Companies oftentimes enter into contractual agreements that include the right to use specific property. Since the terms and conditions of these contracts will vary, the Financial Accounting Standards Board issued FAS No. 13 - Accounting for Leases, which outlines the criteria used to determine if the agreement should be treated as a capital versus operating lease.
If the agreement fails the bargain-purchase option test, then the lessee should treat the agreement as a capital lease. A bargain-purchase option is defined as an agreement containing a provision that allows the lessee to purchase the property on the exercise date at a price that is significantly below the property's forecasted fair market value. The option price and expected fair market value of the property must be large enough at the inception of the lease such that the lessee is reasonably assured to exercise this option.
There are a total of four capitalization criteria used by lessees to determine if the property should be treated as a capital lease. If the agreement fails any of the four tests, then the arrangement should be treated as a capital lease. The other criteria include: a transfer of ownership test, an economic life test, and a recovery of investment test.
Company A has entered into a ten year lease agreement with Company XYZ for 60,000 square feet of office space.
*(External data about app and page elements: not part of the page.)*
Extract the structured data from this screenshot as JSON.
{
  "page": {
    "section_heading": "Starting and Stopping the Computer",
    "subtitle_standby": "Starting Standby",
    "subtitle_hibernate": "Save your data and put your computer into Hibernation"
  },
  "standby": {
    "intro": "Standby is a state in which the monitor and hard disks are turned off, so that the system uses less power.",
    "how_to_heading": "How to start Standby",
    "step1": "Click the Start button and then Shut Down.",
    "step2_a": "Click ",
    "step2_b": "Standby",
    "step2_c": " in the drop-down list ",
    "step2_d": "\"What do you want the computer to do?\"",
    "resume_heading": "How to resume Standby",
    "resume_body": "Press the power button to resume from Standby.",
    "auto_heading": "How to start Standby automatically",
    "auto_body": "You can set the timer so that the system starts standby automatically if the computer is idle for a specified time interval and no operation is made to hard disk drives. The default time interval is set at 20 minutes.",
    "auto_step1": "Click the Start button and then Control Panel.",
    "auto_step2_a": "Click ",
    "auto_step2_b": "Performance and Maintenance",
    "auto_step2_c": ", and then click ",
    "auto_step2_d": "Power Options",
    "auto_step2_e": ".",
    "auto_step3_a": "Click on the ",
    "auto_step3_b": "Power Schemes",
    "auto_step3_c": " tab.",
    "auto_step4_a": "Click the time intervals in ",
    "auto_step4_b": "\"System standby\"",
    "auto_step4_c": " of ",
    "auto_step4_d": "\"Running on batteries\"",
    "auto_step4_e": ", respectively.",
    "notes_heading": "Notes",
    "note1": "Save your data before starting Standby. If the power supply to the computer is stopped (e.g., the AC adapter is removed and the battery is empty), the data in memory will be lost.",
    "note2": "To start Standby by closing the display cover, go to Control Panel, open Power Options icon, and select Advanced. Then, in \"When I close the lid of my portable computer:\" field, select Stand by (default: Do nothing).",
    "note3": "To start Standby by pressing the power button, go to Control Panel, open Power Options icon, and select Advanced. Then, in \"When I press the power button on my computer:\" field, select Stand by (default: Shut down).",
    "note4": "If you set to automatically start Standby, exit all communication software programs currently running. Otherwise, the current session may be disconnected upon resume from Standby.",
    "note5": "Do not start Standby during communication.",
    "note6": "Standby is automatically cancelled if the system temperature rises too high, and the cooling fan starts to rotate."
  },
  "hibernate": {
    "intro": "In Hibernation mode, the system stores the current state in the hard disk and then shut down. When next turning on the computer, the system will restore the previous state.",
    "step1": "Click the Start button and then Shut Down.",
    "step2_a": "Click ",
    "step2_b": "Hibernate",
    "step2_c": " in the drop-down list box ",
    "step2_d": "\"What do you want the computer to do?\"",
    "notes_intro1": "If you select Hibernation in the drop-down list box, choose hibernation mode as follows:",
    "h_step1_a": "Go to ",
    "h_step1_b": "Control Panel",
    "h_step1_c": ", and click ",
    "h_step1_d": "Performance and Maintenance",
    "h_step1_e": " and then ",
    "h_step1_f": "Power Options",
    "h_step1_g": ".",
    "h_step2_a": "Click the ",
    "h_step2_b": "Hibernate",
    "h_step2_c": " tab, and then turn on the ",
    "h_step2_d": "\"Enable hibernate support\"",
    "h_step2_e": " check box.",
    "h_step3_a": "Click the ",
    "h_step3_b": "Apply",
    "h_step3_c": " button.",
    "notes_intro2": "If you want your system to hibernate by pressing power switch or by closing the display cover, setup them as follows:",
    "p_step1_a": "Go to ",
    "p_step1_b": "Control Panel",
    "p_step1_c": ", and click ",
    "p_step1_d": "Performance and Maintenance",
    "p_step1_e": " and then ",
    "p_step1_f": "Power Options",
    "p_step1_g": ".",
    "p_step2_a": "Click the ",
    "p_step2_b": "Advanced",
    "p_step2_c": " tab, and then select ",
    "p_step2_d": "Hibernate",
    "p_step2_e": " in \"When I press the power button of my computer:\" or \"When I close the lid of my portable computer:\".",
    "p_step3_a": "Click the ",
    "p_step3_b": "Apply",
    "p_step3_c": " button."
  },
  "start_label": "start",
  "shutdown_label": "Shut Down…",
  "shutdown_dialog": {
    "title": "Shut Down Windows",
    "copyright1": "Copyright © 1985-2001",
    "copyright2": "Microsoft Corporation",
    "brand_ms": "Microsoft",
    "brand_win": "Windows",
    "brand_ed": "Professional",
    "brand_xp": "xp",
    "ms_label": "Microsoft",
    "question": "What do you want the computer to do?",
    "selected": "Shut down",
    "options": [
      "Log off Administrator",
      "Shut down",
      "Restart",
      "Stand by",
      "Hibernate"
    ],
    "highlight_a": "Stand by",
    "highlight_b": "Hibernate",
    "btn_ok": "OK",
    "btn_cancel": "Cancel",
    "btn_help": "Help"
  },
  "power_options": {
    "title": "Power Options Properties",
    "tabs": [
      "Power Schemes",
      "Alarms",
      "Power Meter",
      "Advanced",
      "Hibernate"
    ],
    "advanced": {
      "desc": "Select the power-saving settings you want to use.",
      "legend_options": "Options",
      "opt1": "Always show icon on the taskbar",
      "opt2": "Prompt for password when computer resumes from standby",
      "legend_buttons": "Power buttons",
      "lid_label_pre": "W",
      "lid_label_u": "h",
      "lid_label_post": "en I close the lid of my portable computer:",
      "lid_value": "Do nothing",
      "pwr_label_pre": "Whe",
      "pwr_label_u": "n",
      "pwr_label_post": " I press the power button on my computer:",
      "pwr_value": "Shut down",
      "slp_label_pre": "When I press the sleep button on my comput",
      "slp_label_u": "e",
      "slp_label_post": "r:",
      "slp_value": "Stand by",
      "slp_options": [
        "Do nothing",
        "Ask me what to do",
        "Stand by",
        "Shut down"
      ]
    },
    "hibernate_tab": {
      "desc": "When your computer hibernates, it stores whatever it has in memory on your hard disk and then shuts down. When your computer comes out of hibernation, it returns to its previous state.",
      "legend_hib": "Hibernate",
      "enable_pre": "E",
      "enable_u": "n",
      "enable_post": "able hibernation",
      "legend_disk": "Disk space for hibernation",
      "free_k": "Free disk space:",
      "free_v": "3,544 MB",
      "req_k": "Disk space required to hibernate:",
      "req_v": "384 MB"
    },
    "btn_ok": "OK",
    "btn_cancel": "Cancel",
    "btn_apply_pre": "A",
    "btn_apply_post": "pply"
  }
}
The agreement allows Company A to purchase the space after 84 months at a price of $3,000,000. Similar office space in that area would be expected to sell for closer to $7,000,000.
Since the contract contains a bargain-purchase provision, Company A should account for the agreement as a capital lease.
operating lease, capital lease, transfer of ownership test, economic life test, economic life, recovery of investment test, economic life test, economic life, executory costs, minimum lease payment, guaranteed residual value, unguaranteed residual value